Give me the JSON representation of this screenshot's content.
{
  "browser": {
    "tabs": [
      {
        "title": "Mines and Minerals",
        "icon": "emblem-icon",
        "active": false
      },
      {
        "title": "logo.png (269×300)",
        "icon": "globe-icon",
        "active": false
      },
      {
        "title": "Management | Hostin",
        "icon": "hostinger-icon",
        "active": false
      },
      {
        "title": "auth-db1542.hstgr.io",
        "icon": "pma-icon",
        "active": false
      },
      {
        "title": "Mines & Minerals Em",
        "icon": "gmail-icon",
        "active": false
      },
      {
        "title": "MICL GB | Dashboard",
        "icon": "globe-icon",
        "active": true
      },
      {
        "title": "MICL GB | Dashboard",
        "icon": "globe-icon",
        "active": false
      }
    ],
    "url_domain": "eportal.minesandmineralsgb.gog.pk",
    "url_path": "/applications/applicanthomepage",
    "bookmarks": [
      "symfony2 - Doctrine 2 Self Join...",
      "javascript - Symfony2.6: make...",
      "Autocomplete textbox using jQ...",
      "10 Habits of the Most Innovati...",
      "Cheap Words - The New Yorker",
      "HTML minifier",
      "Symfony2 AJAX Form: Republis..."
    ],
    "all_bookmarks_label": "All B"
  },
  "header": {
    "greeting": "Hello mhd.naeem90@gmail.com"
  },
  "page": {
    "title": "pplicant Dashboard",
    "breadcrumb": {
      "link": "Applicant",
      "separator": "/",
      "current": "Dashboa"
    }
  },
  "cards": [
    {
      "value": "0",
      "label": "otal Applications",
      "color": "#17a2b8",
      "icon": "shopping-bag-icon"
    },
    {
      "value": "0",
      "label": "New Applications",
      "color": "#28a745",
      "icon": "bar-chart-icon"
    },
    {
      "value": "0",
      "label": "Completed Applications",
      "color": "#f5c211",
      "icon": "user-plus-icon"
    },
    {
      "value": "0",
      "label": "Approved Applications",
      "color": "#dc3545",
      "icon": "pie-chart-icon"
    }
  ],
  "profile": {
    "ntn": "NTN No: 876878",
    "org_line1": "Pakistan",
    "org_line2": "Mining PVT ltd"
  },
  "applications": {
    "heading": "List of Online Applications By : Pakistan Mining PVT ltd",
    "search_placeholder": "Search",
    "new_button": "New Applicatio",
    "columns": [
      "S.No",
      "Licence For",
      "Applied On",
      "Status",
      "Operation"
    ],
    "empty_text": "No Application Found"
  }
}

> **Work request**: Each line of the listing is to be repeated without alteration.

> **Written solution**:
Give me the JSON representation of this screenshot's content.
{
  "browser": {
    "tabs": [
      {
        "title": "Mines and Minerals",
        "icon": "emblem-icon",
        "active": false
      },
      {
        "title": "logo.png (269×300)",
        "icon": "globe-icon",
        "active": false
      },
      {
        "title": "Management | Hostin",
        "icon": "hostinger-icon",
        "active": false
      },
      {
        "title": "auth-db1542.hstgr.io",
        "icon": "pma-icon",
        "active": false
      },
      {
        "title": "Mines & Minerals Em",
        "icon": "gmail-icon",
        "active": false
      },
      {
        "title": "MICL GB | Dashboard",
        "icon": "globe-icon",
        "active": true
      },
      {
        "title": "MICL GB | Dashboard",
        "icon": "globe-icon",
        "active": false
      }
    ],
    "url_domain": "eportal.minesandmineralsgb.gog.pk",
    "url_path": "/applications/applicanthomepage",
    "bookmarks": [
      "symfony2 - Doctrine 2 Self Join...",
      "javascript - Symfony2.6: make...",
      "Autocomplete textbox using jQ...",
      "10 Habits of the Most Innovati...",
      "Cheap Words - The New Yorker",
      "HTML minifier",
      "Symfony2 AJAX Form: Republis..."
    ],
    "all_bookmarks_label": "All B"
  },
  "header": {
    "greeting": "Hello mhd.naeem90@gmail.com"
  },
  "page": {
    "title": "pplicant Dashboard",
    "breadcrumb": {
      "link": "Applicant",
      "separator": "/",
      "current": "Dashboa"
    }
  },
  "cards": [
    {
      "value": "0",
      "label": "otal Applications",
      "color": "#17a2b8",
      "icon": "shopping-bag-icon"
    },
    {
      "value": "0",
      "label": "New Applications",
      "color": "#28a745",
      "icon": "bar-chart-icon"
    },
    {
      "value": "0",
      "label": "Completed Applications",
      "color": "#f5c211",
      "icon": "user-plus-icon"
    },
    {
      "value": "0",
      "label": "Approved Applications",
      "color": "#dc3545",
      "icon": "pie-chart-icon"
    }
  ],
  "profile": {
    "ntn": "NTN No: 876878",
    "org_line1": "Pakistan",
    "org_line2": "Mining PVT ltd"
  },
  "applications": {
    "heading": "List of Online Applications By : Pakistan Mining PVT ltd",
    "search_placeholder": "Search",
    "new_button": "New Applicatio",
    "columns": [
      "S.No",
      "Licence For",
      "Applied On",
      "Status",
      "Operation"
    ],
    "empty_text": "No Application Found"
  }
}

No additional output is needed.